`Satyagraha House` was officially opened on Tuesday night by Jean Francois Rial, Chief Executive of French travel company Voyageurs du Monde, which bought the house from its owners two years ago.

With assistance from local historians, the company has re-created the authentic Edwardian home and developed an on-site museum complete with Gandhi memorabilia and period pieces from India that reflect the development of the Mahatma`s anti-colonial and anti-racism philosophy and his commitment to non-violence.

"Gandhi`s concept of passive resistance became known as Satyagraha, hence the name chosen for this new tourism destination for those who wish to learn more about Gandhi`s South African experience," Rial said.

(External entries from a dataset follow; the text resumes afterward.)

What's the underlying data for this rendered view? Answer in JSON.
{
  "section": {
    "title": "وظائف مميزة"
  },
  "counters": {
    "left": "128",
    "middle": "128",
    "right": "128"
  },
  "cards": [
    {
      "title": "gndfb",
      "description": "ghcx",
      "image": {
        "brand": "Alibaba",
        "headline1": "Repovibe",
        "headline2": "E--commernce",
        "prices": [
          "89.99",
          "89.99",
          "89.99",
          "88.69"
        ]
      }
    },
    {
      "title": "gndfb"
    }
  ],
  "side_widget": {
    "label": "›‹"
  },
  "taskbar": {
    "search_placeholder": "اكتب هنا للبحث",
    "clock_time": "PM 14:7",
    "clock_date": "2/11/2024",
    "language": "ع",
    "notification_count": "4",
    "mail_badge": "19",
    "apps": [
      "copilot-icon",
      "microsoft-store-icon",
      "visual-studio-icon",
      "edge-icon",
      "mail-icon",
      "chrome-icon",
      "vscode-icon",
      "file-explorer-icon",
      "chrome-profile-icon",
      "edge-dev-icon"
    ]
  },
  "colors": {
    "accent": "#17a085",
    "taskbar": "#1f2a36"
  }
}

Eric Itzkin, Deputy Director of Immovable Heritage at the City of Johannesburg, said: "We believe the site will attract both South African and international visitors and will resonate particularly with those with an abiding interest in the struggle to combat racism and ultimately apartheid.

"The house tells its own compelling story, but can also be integrated into a wider visitor experience by combining a visit here with visits to Soweto, Constitution Hill and Johannesburg`s Old Fort Prison, a jail where Gandhi and Nelson Mandela were both held."

The Orchards house built in 1907 is revered as the place where the future Mahatma conceptualised and evolved his philosophy of passive resistance — the pacifist method of protest that he subsequently employed in India.

Exhibits throughout the complex celebrate Gandhi`s life while reflecting the minimalism and simplicity that characterised his life. The rooms have bare essentials while still maintaining comfort levels.

There is even a flat mattress on the floor next to the more conventional bed if guests wish to experience how Gandhi slept.

In the bathrooms, there are no fancy baths but two separate taps and a bucket in the way that Gandhi took his ablutions, although there is an overhead shower as well.

Spinning wheels, books, commemorative plaques and historical photographs carefully sourced by historians abound in the museum, with a special attraction being the loft where Gandhi spent his nights.

"It was a special ladder that folded up," said Chotu Makan, 88, believed to be the last surviving South African who had seen Gandhi during his Salt March in India.

Just six years old at the time, Makan has devoted his entire life to the teachings of Gandhi, proudly showing a carefully maintained collection of clippings on Gandhian activities in South Africa spanning several decades.

He was responsible for returning the original ladder to India after the owners found it while refurbishing the house in the 1960s.

In the gardens surrounding the rooms, herbs and flowers have been laid out in the same way that Gandhi espoused the practical use of land to be beneficial to man without causing environmental harm, long before the concern of today about he environment.

Built by renowned architect Herman Kallenbach, the house was originally known as The Kraal. Kallenbach shared the house with young lawyer Mohandas Karamchand Gandhi from 1906 to 1908 while the leader developed his theory of Satyagraha that was to guide scores of leaders for generations to come in both South Africa and India.